WHAT THE EXERCISE ASKS:
Please retype all the data below exactly, line for line.

[Entries from a dataset of interfaces]
▼
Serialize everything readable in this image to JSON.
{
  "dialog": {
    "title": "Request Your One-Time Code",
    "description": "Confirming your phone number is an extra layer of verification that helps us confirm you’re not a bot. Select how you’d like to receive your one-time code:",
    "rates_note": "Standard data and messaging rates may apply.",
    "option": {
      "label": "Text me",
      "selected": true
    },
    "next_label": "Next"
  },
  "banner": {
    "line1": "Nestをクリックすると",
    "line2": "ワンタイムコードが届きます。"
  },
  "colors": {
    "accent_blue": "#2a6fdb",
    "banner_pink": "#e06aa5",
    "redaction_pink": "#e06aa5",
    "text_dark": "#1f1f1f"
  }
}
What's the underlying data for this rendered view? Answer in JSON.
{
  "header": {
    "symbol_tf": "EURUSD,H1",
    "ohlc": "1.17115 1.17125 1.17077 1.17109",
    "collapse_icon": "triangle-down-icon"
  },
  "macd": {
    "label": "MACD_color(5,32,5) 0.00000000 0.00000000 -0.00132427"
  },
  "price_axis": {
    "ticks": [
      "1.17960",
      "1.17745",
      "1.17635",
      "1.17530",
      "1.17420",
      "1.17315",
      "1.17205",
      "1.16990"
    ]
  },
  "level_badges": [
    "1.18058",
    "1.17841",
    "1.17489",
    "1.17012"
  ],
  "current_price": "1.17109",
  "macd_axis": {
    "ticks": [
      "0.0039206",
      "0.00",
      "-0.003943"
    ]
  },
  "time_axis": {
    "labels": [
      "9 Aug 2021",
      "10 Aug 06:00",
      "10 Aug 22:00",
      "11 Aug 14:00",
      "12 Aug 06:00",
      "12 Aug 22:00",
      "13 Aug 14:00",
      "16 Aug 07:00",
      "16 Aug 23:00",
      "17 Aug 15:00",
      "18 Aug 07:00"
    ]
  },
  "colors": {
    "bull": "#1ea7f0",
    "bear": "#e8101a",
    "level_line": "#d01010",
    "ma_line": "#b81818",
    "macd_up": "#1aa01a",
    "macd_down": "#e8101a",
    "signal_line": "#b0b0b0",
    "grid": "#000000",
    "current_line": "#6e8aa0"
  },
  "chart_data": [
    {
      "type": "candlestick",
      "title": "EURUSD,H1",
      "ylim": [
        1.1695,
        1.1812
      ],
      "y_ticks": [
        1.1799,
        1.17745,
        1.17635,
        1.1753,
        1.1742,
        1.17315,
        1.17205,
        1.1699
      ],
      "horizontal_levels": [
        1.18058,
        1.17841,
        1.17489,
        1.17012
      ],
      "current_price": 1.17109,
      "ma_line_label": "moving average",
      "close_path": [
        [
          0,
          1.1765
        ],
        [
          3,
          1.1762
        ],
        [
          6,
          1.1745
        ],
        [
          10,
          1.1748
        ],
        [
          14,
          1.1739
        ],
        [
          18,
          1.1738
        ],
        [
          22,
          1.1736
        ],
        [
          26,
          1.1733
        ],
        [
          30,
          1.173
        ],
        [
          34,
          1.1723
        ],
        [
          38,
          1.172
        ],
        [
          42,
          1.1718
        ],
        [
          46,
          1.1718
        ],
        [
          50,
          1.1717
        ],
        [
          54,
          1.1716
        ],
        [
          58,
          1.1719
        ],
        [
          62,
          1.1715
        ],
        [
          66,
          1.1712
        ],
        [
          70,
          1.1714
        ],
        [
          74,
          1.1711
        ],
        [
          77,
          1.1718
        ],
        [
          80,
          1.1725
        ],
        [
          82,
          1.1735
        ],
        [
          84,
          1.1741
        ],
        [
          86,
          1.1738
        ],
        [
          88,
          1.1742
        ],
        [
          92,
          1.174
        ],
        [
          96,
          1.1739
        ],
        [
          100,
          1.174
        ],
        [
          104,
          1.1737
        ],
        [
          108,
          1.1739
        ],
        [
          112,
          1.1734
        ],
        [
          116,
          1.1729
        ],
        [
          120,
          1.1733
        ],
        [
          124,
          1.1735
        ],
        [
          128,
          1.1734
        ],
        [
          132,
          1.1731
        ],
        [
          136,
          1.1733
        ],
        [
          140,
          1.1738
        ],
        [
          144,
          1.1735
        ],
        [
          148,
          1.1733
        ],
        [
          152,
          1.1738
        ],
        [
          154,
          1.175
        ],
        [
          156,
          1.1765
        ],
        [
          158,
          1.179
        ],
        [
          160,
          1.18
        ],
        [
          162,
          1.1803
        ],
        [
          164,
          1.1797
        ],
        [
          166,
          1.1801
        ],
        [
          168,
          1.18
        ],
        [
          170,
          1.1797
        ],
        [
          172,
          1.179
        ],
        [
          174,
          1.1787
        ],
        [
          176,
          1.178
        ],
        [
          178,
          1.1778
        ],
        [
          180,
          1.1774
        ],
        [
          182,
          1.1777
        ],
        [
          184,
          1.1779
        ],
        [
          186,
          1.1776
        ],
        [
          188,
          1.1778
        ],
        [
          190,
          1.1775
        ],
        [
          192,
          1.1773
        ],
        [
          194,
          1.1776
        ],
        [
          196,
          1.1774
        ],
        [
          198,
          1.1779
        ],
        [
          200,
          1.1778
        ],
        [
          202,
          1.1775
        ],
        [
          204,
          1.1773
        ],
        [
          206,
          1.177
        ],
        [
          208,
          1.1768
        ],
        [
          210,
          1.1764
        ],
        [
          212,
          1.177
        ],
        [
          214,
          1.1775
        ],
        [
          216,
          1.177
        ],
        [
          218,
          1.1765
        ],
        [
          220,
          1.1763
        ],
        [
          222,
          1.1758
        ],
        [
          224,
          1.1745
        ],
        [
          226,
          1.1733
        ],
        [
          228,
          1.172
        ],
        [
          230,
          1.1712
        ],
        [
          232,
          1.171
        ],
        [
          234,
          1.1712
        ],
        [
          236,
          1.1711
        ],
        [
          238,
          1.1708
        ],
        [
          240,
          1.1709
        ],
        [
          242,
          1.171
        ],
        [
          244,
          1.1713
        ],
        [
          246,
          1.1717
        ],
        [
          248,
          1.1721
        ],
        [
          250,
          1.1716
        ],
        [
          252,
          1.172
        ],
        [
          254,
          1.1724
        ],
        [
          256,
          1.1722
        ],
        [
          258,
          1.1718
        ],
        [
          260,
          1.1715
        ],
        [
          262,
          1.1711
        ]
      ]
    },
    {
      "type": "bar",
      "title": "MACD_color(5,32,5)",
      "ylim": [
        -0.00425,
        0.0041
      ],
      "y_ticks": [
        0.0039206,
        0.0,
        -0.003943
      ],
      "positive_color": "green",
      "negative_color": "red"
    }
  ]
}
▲
TASK RESPONSE:
Serialize everything readable in this image to JSON.
{
  "dialog": {
    "title": "Request Your One-Time Code",
    "description": "Confirming your phone number is an extra layer of verification that helps us confirm you’re not a bot. Select how you’d like to receive your one-time code:",
    "rates_note": "Standard data and messaging rates may apply.",
    "option": {
      "label": "Text me",
      "selected": true
    },
    "next_label": "Next"
  },
  "banner": {
    "line1": "Nestをクリックすると",
    "line2": "ワンタイムコードが届きます。"
  },
  "colors": {
    "accent_blue": "#2a6fdb",
    "banner_pink": "#e06aa5",
    "redaction_pink": "#e06aa5",
    "text_dark": "#1f1f1f"
  }
}
What's the underlying data for this rendered view? Answer in JSON.
{
  "header": {
    "symbol_tf": "EURUSD,H1",
    "ohlc": "1.17115 1.17125 1.17077 1.17109",
    "collapse_icon": "triangle-down-icon"
  },
  "macd": {
    "label": "MACD_color(5,32,5) 0.00000000 0.00000000 -0.00132427"
  },
  "price_axis": {
    "ticks": [
      "1.17960",
      "1.17745",
      "1.17635",
      "1.17530",
      "1.17420",
      "1.17315",
      "1.17205",
      "1.16990"
    ]
  },
  "level_badges": [
    "1.18058",
    "1.17841",
    "1.17489",
    "1.17012"
  ],
  "current_price": "1.17109",
  "macd_axis": {
    "ticks": [
      "0.0039206",
      "0.00",
      "-0.003943"
    ]
  },
  "time_axis": {
    "labels": [
      "9 Aug 2021",
      "10 Aug 06:00",
      "10 Aug 22:00",
      "11 Aug 14:00",
      "12 Aug 06:00",
      "12 Aug 22:00",
      "13 Aug 14:00",
      "16 Aug 07:00",
      "16 Aug 23:00",
      "17 Aug 15:00",
      "18 Aug 07:00"
    ]
  },
  "colors": {
    "bull": "#1ea7f0",
    "bear": "#e8101a",
    "level_line": "#d01010",
    "ma_line": "#b81818",
    "macd_up": "#1aa01a",
    "macd_down": "#e8101a",
    "signal_line": "#b0b0b0",
    "grid": "#000000",
    "current_line": "#6e8aa0"
  },
  "chart_data": [
    {
      "type": "candlestick",
      "title": "EURUSD,H1",
      "ylim": [
        1.1695,
        1.1812
      ],
      "y_ticks": [
        1.1799,
        1.17745,
        1.17635,
        1.1753,
        1.1742,
        1.17315,
        1.17205,
        1.1699
      ],
      "horizontal_levels": [
        1.18058,
        1.17841,
        1.17489,
        1.17012
      ],
      "current_price": 1.17109,
      "ma_line_label": "moving average",
      "close_path": [
        [
          0,
          1.1765
        ],
        [
          3,
          1.1762
        ],
        [
          6,
          1.1745
        ],
        [
          10,
          1.1748
        ],
        [
          14,
          1.1739
        ],
        [
          18,
          1.1738
        ],
        [
          22,
          1.1736
        ],
        [
          26,
          1.1733
        ],
        [
          30,
          1.173
        ],
        [
          34,
          1.1723
        ],
        [
          38,
          1.172
        ],
        [
          42,
          1.1718
        ],
        [
          46,
          1.1718
        ],
        [
          50,
          1.1717
        ],
        [
          54,
          1.1716
        ],
        [
          58,
          1.1719
        ],
        [
          62,
          1.1715
        ],
        [
          66,
          1.1712
        ],
        [
          70,
          1.1714
        ],
        [
          74,
          1.1711
        ],
        [
          77,
          1.1718
        ],
        [
          80,
          1.1725
        ],
        [
          82,
          1.1735
        ],
        [
          84,
          1.1741
        ],
        [
          86,
          1.1738
        ],
        [
          88,
          1.1742
        ],
        [
          92,
          1.174
        ],
        [
          96,
          1.1739
        ],
        [
          100,
          1.174
        ],
        [
          104,
          1.1737
        ],
        [
          108,
          1.1739
        ],
        [
          112,
          1.1734
        ],
        [
          116,
          1.1729
        ],
        [
          120,
          1.1733
        ],
        [
          124,
          1.1735
        ],
        [
          128,
          1.1734
        ],
        [
          132,
          1.1731
        ],
        [
          136,
          1.1733
        ],
        [
          140,
          1.1738
        ],
        [
          144,
          1.1735
        ],
        [
          148,
          1.1733
        ],
        [
          152,
          1.1738
        ],
        [
          154,
          1.175
        ],
        [
          156,
          1.1765
        ],
        [
          158,
          1.179
        ],
        [
          160,
          1.18
        ],
        [
          162,
          1.1803
        ],
        [
          164,
          1.1797
        ],
        [
          166,
          1.1801
        ],
        [
          168,
          1.18
        ],
        [
          170,
          1.1797
        ],
        [
          172,
          1.179
        ],
        [
          174,
          1.1787
        ],
        [
          176,
          1.178
        ],
        [
          178,
          1.1778
        ],
        [
          180,
          1.1774
        ],
        [
          182,
          1.1777
        ],
        [
          184,
          1.1779
        ],
        [
          186,
          1.1776
        ],
        [
          188,
          1.1778
        ],
        [
          190,
          1.1775
        ],
        [
          192,
          1.1773
        ],
        [
          194,
          1.1776
        ],
        [
          196,
          1.1774
        ],
        [
          198,
          1.1779
        ],
        [
          200,
          1.1778
        ],
        [
          202,
          1.1775
        ],
        [
          204,
          1.1773
        ],
        [
          206,
          1.177
        ],
        [
          208,
          1.1768
        ],
        [
          210,
          1.1764
        ],
        [
          212,
          1.177
        ],
        [
          214,
          1.1775
        ],
        [
          216,
          1.177
        ],
        [
          218,
          1.1765
        ],
        [
          220,
          1.1763
        ],
        [
          222,
          1.1758
        ],
        [
          224,
          1.1745
        ],
        [
          226,
          1.1733
        ],
        [
          228,
          1.172
        ],
        [
          230,
          1.1712
        ],
        [
          232,
          1.171
        ],
        [
          234,
          1.1712
        ],
        [
          236,
          1.1711
        ],
        [
          238,
          1.1708
        ],
        [
          240,
          1.1709
        ],
        [
          242,
          1.171
        ],
        [
          244,
          1.1713
        ],
        [
          246,
          1.1717
        ],
        [
          248,
          1.1721
        ],
        [
          250,
          1.1716
        ],
        [
          252,
          1.172
        ],
        [
          254,
          1.1724
        ],
        [
          256,
          1.1722
        ],
        [
          258,
          1.1718
        ],
        [
          260,
          1.1715
        ],
        [
          262,
          1.1711
        ]
      ]
    },
    {
      "type": "bar",
      "title": "MACD_color(5,32,5)",
      "ylim": [
        -0.00425,
        0.0041
      ],
      "y_ticks": [
        0.0039206,
        0.0,
        -0.003943
      ],
      "positive_color": "green",
      "negative_color": "red"
    }
  ]
}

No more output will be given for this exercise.